__ACTION ITEM__:
The output must match the entries below exactly, with pictures removed.

Stored data entries:
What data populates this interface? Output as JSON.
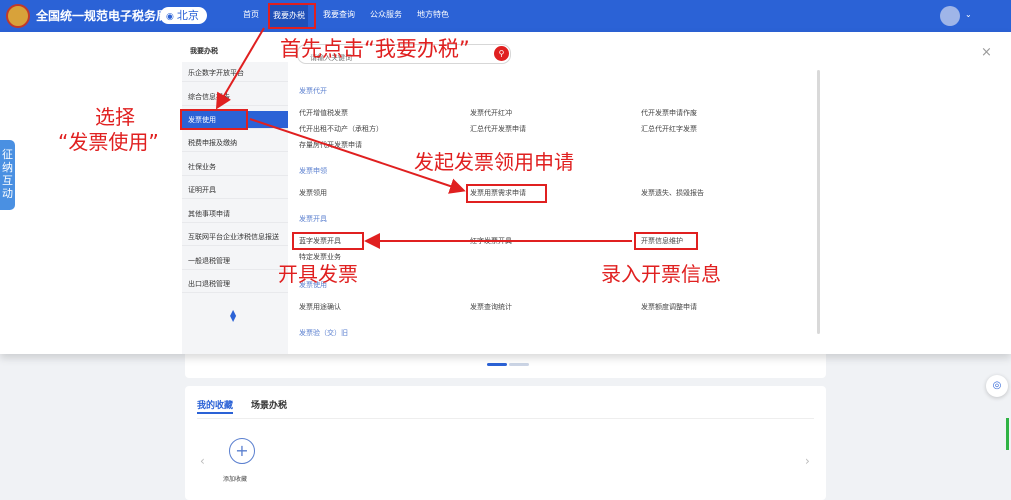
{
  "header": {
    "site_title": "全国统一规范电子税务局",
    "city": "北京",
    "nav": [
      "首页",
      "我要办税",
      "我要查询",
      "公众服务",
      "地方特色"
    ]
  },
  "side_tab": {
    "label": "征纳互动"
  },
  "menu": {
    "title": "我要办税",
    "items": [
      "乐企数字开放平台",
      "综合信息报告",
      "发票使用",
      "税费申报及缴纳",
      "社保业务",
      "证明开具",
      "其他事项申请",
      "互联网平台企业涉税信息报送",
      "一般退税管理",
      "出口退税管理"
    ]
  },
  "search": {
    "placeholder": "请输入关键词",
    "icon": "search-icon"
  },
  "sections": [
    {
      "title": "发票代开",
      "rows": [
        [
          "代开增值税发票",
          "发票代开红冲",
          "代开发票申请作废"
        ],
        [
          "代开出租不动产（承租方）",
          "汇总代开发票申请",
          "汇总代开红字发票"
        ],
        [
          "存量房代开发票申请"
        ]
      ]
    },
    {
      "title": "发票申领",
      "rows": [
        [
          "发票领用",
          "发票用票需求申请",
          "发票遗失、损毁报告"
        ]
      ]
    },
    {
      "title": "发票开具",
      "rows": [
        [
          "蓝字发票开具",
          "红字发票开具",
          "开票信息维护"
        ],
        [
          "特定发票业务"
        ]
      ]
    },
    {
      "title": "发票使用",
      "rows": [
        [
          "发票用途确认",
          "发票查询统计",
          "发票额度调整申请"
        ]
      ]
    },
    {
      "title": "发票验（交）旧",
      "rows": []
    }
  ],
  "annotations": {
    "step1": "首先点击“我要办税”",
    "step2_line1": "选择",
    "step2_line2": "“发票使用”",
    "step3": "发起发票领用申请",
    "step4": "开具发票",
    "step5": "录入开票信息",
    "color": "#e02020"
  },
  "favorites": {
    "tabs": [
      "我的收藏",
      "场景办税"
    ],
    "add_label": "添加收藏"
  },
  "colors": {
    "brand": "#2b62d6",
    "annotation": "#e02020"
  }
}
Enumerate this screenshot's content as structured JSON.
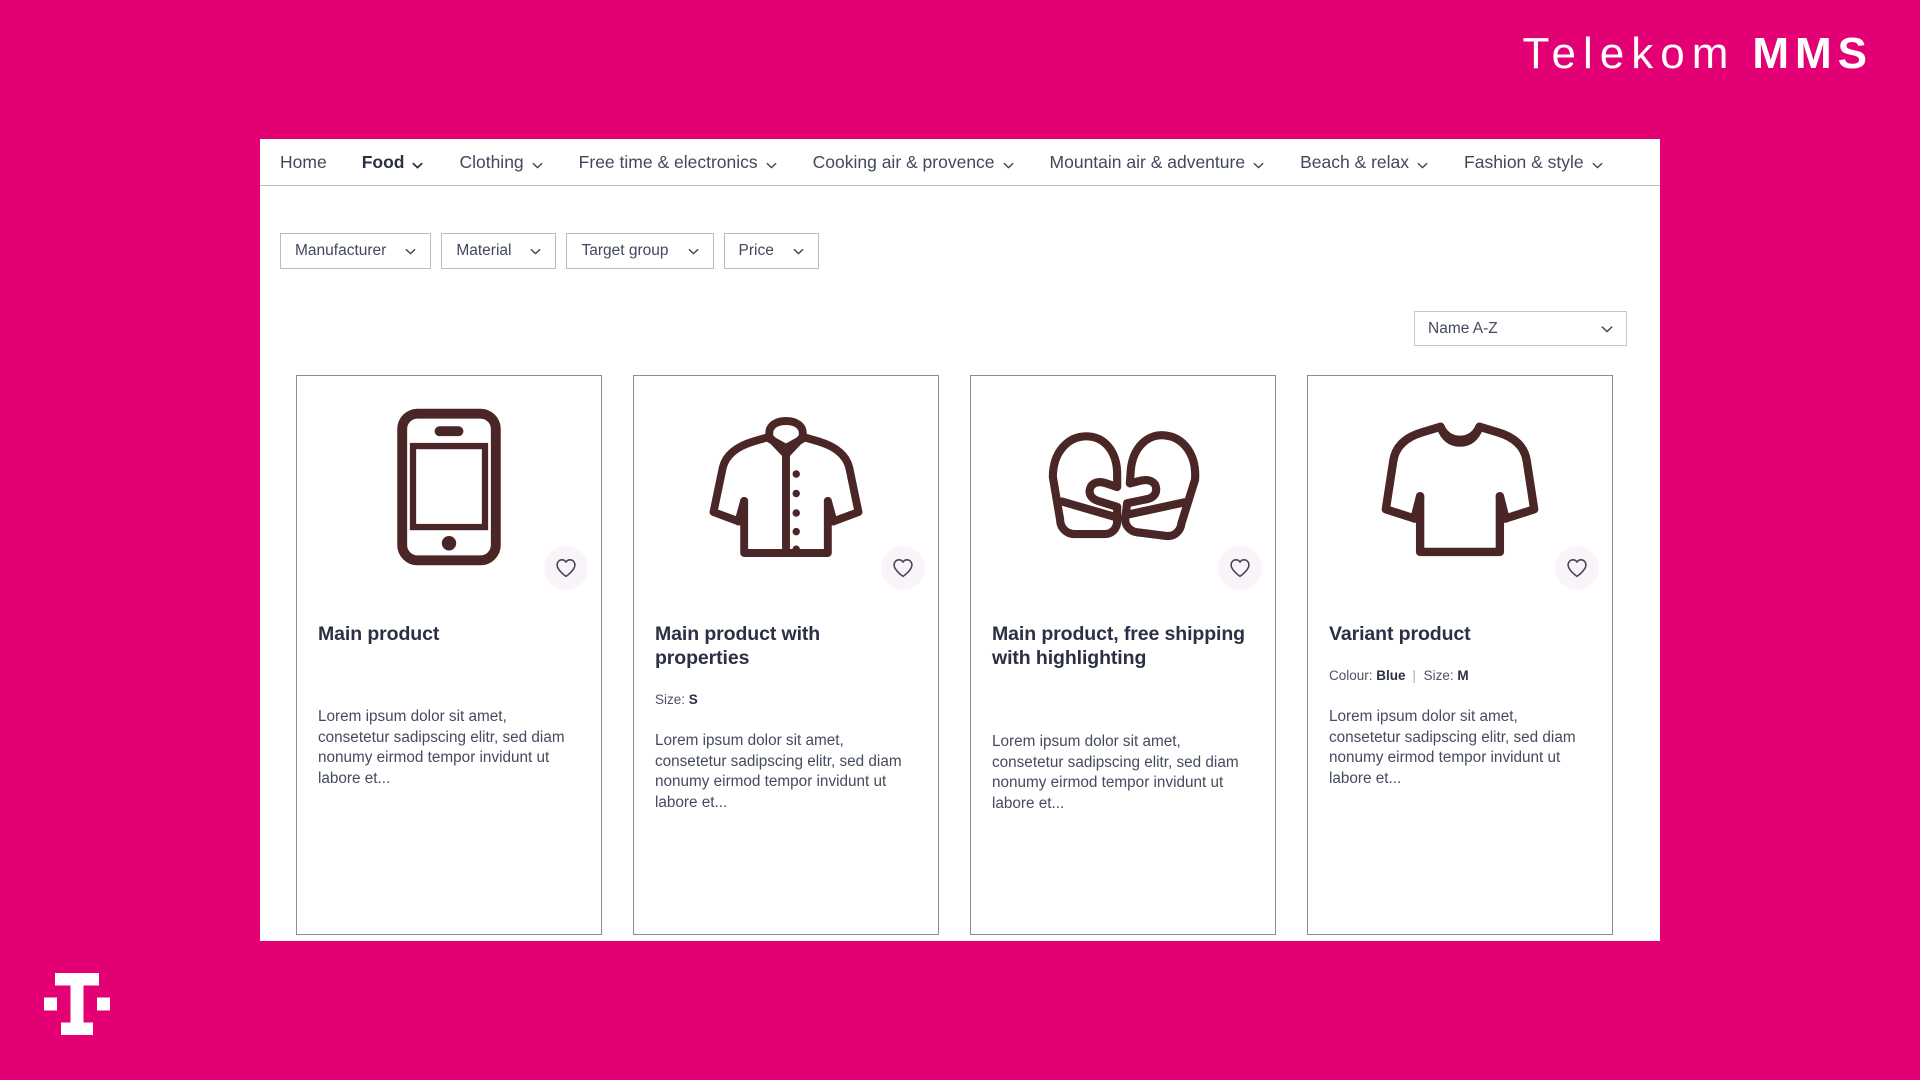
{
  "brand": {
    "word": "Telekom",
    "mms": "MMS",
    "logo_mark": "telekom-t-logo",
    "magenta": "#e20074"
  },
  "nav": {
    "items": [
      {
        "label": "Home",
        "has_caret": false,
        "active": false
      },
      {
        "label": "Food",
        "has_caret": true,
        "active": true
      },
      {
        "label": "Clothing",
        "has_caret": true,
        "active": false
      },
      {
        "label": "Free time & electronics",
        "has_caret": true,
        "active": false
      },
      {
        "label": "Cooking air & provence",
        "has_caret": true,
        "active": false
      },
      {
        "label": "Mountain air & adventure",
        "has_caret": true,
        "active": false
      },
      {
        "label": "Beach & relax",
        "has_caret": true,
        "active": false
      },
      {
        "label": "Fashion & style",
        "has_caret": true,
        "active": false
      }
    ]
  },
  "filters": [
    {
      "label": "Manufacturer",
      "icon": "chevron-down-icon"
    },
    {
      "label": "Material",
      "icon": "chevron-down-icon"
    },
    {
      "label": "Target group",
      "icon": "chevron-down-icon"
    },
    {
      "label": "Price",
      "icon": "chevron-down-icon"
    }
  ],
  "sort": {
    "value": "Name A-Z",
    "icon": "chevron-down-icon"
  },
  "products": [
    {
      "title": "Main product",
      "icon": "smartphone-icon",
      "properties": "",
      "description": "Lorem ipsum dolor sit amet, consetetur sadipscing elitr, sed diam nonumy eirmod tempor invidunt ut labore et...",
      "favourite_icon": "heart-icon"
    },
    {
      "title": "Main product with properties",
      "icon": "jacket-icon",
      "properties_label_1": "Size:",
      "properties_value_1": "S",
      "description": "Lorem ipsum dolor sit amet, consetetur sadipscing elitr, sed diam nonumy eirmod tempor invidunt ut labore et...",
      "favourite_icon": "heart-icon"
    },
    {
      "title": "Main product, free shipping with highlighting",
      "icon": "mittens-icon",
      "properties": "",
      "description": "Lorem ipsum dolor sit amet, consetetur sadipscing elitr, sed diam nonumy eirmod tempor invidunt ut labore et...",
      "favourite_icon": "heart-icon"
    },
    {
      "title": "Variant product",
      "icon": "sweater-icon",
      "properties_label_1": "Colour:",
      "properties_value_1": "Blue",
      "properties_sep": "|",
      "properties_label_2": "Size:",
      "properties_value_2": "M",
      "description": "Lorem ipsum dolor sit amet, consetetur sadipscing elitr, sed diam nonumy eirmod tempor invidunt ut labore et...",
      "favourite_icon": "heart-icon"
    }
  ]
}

__OUTPUT BELOW__:
What data populates this interface? Output as JSON.
{
  "header": {
    "site_title": "全国统一规范电子税务局",
    "city": "北京",
    "nav": [
      "首页",
      "我要办税",
      "我要查询",
      "公众服务",
      "地方特色"
    ]
  },
  "side_tab": {
    "label": "征纳互动"
  },
  "menu": {
    "title": "我要办税",
    "items": [
      "乐企数字开放平台",
      "综合信息报告",
      "发票使用",
      "税费申报及缴纳",
      "社保业务",
      "证明开具",
      "其他事项申请",
      "互联网平台企业涉税信息报送",
      "一般退税管理",
      "出口退税管理"
    ]
  },
  "search": {
    "placeholder": "请输入关键词",
    "icon": "search-icon"
  },
  "sections": [
    {
      "title": "发票代开",
      "rows": [
        [
          "代开增值税发票",
          "发票代开红冲",
          "代开发票申请作废"
        ],
        [
          "代开出租不动产（承租方）",
          "汇总代开发票申请",
          "汇总代开红字发票"
        ],
        [
          "存量房代开发票申请"
        ]
      ]
    },
    {
      "title": "发票申领",
      "rows": [
        [
          "发票领用",
          "发票用票需求申请",
          "发票遗失、损毁报告"
        ]
      ]
    },
    {
      "title": "发票开具",
      "rows": [
        [
          "蓝字发票开具",
          "红字发票开具",
          "开票信息维护"
        ],
        [
          "特定发票业务"
        ]
      ]
    },
    {
      "title": "发票使用",
      "rows": [
        [
          "发票用途确认",
          "发票查询统计",
          "发票额度调整申请"
        ]
      ]
    },
    {
      "title": "发票验（交）旧",
      "rows": []
    }
  ],
  "annotations": {
    "step1": "首先点击“我要办税”",
    "step2_line1": "选择",
    "step2_line2": "“发票使用”",
    "step3": "发起发票领用申请",
    "step4": "开具发票",
    "step5": "录入开票信息",
    "color": "#e02020"
  },
  "favorites": {
    "tabs": [
      "我的收藏",
      "场景办税"
    ],
    "add_label": "添加收藏"
  },
  "colors": {
    "brand": "#2b62d6",
    "annotation": "#e02020"
  }
}
Enumerate this screenshot's content as structured JSON.
{
  "brand": {
    "word": "Telekom",
    "mms": "MMS",
    "logo_mark": "telekom-t-logo",
    "magenta": "#e20074"
  },
  "nav": {
    "items": [
      {
        "label": "Home",
        "has_caret": false,
        "active": false
      },
      {
        "label": "Food",
        "has_caret": true,
        "active": true
      },
      {
        "label": "Clothing",
        "has_caret": true,
        "active": false
      },
      {
        "label": "Free time & electronics",
        "has_caret": true,
        "active": false
      },
      {
        "label": "Cooking air & provence",
        "has_caret": true,
        "active": false
      },
      {
        "label": "Mountain air & adventure",
        "has_caret": true,
        "active": false
      },
      {
        "label": "Beach & relax",
        "has_caret": true,
        "active": false
      },
      {
        "label": "Fashion & style",
        "has_caret": true,
        "active": false
      }
    ]
  },
  "filters": [
    {
      "label": "Manufacturer",
      "icon": "chevron-down-icon"
    },
    {
      "label": "Material",
      "icon": "chevron-down-icon"
    },
    {
      "label": "Target group",
      "icon": "chevron-down-icon"
    },
    {
      "label": "Price",
      "icon": "chevron-down-icon"
    }
  ],
  "sort": {
    "value": "Name A-Z",
    "icon": "chevron-down-icon"
  },
  "products": [
    {
      "title": "Main product",
      "icon": "smartphone-icon",
      "properties": "",
      "description": "Lorem ipsum dolor sit amet, consetetur sadipscing elitr, sed diam nonumy eirmod tempor invidunt ut labore et...",
      "favourite_icon": "heart-icon"
    },
    {
      "title": "Main product with properties",
      "icon": "jacket-icon",
      "properties_label_1": "Size:",
      "properties_value_1": "S",
      "description": "Lorem ipsum dolor sit amet, consetetur sadipscing elitr, sed diam nonumy eirmod tempor invidunt ut labore et...",
      "favourite_icon": "heart-icon"
    },
    {
      "title": "Main product, free shipping with highlighting",
      "icon": "mittens-icon",
      "properties": "",
      "description": "Lorem ipsum dolor sit amet, consetetur sadipscing elitr, sed diam nonumy eirmod tempor invidunt ut labore et...",
      "favourite_icon": "heart-icon"
    },
    {
      "title": "Variant product",
      "icon": "sweater-icon",
      "properties_label_1": "Colour:",
      "properties_value_1": "Blue",
      "properties_sep": "|",
      "properties_label_2": "Size:",
      "properties_value_2": "M",
      "description": "Lorem ipsum dolor sit amet, consetetur sadipscing elitr, sed diam nonumy eirmod tempor invidunt ut labore et...",
      "favourite_icon": "heart-icon"
    }
  ]
}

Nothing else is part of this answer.